Security researchers at SophosLabs have detailed a recently discovered spam campaign that leveraged a novel workaround exploit to bypass a patch for a critical vulnerability (CVE-2021-40444) in Microsoft Office to deliver the Formbook malware.
The said vulnerability resides within the MSHTML component and can be exploited by a remote attacker to execute execute arbitrary code on the vulnerable system. This requires the attacker to trick the victim into opening a specially crafted Office document with a malicious ActiveX control inside. Microsoft fixed the issue as part of its September 2021 Patch Tuesday updates.
In the new campaign detected by Sophos, threat actors used a modified version of a publicly available proof-of-concept Office exploit to distribute the Formbook malware, an infostealer that has been around since 2016.
"In the initial versions of CVE-2021-40444 exploits, malicious Office document retrieved a malware payload packaged into a Microsoft Cabinet (or .CAB) file. When Microsoft’s patch closed that loophole, attackers discovered they could use a different attack chain altogether by enclosing the maldoc in a specially-crafted RAR archive. Because it doesn’t actually use the CAB-style attack method, we’ve called it the CAB-less 40444 exploit," SophosLabs researchers explained.
The researchers believe that the short 36-hour campaign they observed between October 24 and 25, was a “dry run” experiment that might return in future incidents.
The observed campaign involved spam emails containing a malformed RAR archive file, which, in turn, included a script written in Windows Script Host (WSH) and a Word Document. When opened, this document triggered a process that ran the front-end script, leading eventually to an infection with Formbook malware.
“In theory, this attack just shouldn’t work. But it does because there had been assumptions about how the exploit works that led to a too-narrowly focused patch. It also worked because WinRAR is unique in that it treats any file that contains the correct magic bytes as an archive, no matter where the magic bytes appear in the file. Taken as a whole these led to a set of expectations that weren’t met by the attackers who modified the attack method in this case,” Sophos researchers wrote.

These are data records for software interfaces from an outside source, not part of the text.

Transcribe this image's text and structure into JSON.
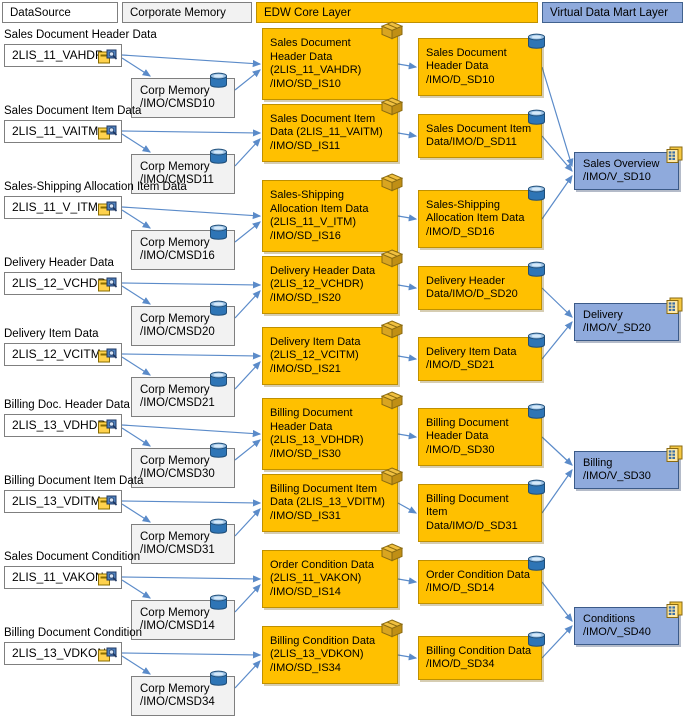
{
  "header": {
    "columns": [
      {
        "id": "datasource",
        "label": "DataSource"
      },
      {
        "id": "corporate_memory",
        "label": "Corporate Memory"
      },
      {
        "id": "edw_core",
        "label": "EDW Core Layer"
      },
      {
        "id": "virtual_data_mart",
        "label": "Virtual Data Mart Layer"
      }
    ]
  },
  "colors": {
    "edw_fill": "#ffc000",
    "edw_border": "#bf9000",
    "vdm_fill": "#8faadc",
    "vdm_border": "#3b5a88",
    "corp_memory_fill": "#f2f2f2",
    "datasource_fill": "#ffffff",
    "arrow": "#5b8bc9"
  },
  "rows": [
    {
      "caption": "Sales Document Header Data",
      "datasource": "2LIS_11_VAHDR",
      "corp_memory": [
        "Corp Memory",
        "/IMO/CMSD10"
      ],
      "infosource": [
        "Sales Document",
        "Header Data",
        "(2LIS_11_VAHDR)",
        "/IMO/SD_IS10"
      ],
      "dso": [
        "Sales Document",
        "Header Data",
        "/IMO/D_SD10"
      ]
    },
    {
      "caption": "Sales Document Item Data",
      "datasource": "2LIS_11_VAITM",
      "corp_memory": [
        "Corp Memory",
        "/IMO/CMSD11"
      ],
      "infosource": [
        "Sales Document Item",
        "Data (2LIS_11_VAITM)",
        "/IMO/SD_IS11"
      ],
      "dso": [
        "Sales Document Item",
        "Data/IMO/D_SD11"
      ]
    },
    {
      "caption": "Sales-Shipping Allocation Item Data",
      "datasource": "2LIS_11_V_ITM",
      "corp_memory": [
        "Corp Memory",
        "/IMO/CMSD16"
      ],
      "infosource": [
        "Sales-Shipping",
        "Allocation Item Data",
        "(2LIS_11_V_ITM)",
        "/IMO/SD_IS16"
      ],
      "dso": [
        "Sales-Shipping",
        "Allocation Item Data",
        "/IMO/D_SD16"
      ]
    },
    {
      "caption": "Delivery Header Data",
      "datasource": "2LIS_12_VCHDR",
      "corp_memory": [
        "Corp Memory",
        "/IMO/CMSD20"
      ],
      "infosource": [
        "Delivery Header Data",
        "(2LIS_12_VCHDR)",
        "/IMO/SD_IS20"
      ],
      "dso": [
        "Delivery Header",
        "Data/IMO/D_SD20"
      ]
    },
    {
      "caption": "Delivery Item Data",
      "datasource": "2LIS_12_VCITM",
      "corp_memory": [
        "Corp Memory",
        "/IMO/CMSD21"
      ],
      "infosource": [
        "Delivery Item Data",
        "(2LIS_12_VCITM)",
        "/IMO/SD_IS21"
      ],
      "dso": [
        "Delivery Item Data",
        "/IMO/D_SD21"
      ]
    },
    {
      "caption": "Billing Doc. Header Data",
      "datasource": "2LIS_13_VDHDR",
      "corp_memory": [
        "Corp Memory",
        "/IMO/CMSD30"
      ],
      "infosource": [
        "Billing Document",
        "Header Data",
        "(2LIS_13_VDHDR)",
        "/IMO/SD_IS30"
      ],
      "dso": [
        "Billing Document",
        "Header Data",
        "/IMO/D_SD30"
      ]
    },
    {
      "caption": "Billing Document Item Data",
      "datasource": "2LIS_13_VDITM",
      "corp_memory": [
        "Corp Memory",
        "/IMO/CMSD31"
      ],
      "infosource": [
        "Billing Document Item",
        "Data (2LIS_13_VDITM)",
        "/IMO/SD_IS31"
      ],
      "dso": [
        "Billing Document",
        "Item",
        "Data/IMO/D_SD31"
      ]
    },
    {
      "caption": "Sales Document Condition",
      "datasource": "2LIS_11_VAKON",
      "corp_memory": [
        "Corp Memory",
        "/IMO/CMSD14"
      ],
      "infosource": [
        "Order Condition Data",
        "(2LIS_11_VAKON)",
        "/IMO/SD_IS14"
      ],
      "dso": [
        "Order Condition Data",
        "/IMO/D_SD14"
      ]
    },
    {
      "caption": "Billing Document Condition",
      "datasource": "2LIS_13_VDKON",
      "corp_memory": [
        "Corp Memory",
        "/IMO/CMSD34"
      ],
      "infosource": [
        "Billing Condition Data",
        "(2LIS_13_VDKON)",
        "/IMO/SD_IS34"
      ],
      "dso": [
        "Billing Condition Data",
        "/IMO/D_SD34"
      ]
    }
  ],
  "marts": [
    {
      "id": "sales_overview",
      "lines": [
        "Sales Overview",
        "/IMO/V_SD10"
      ]
    },
    {
      "id": "delivery",
      "lines": [
        "Delivery",
        "/IMO/V_SD20"
      ]
    },
    {
      "id": "billing",
      "lines": [
        "Billing",
        "/IMO/V_SD30"
      ]
    },
    {
      "id": "conditions",
      "lines": [
        "Conditions",
        "/IMO/V_SD40"
      ]
    }
  ],
  "icons": {
    "datasource": "datasource-icon",
    "infosource": "package-icon",
    "dso": "cylinder-icon",
    "corp_memory": "cylinder-icon",
    "mart": "multiprovider-icon"
  }
}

“This research is a reminder that patching alone cannot protect against all vulnerabilities in all cases,” they added. “Setting restrictions that prevent a user from accidentally triggering a malicious document helps, but people can still be lured into clicking the 'enable content' button.”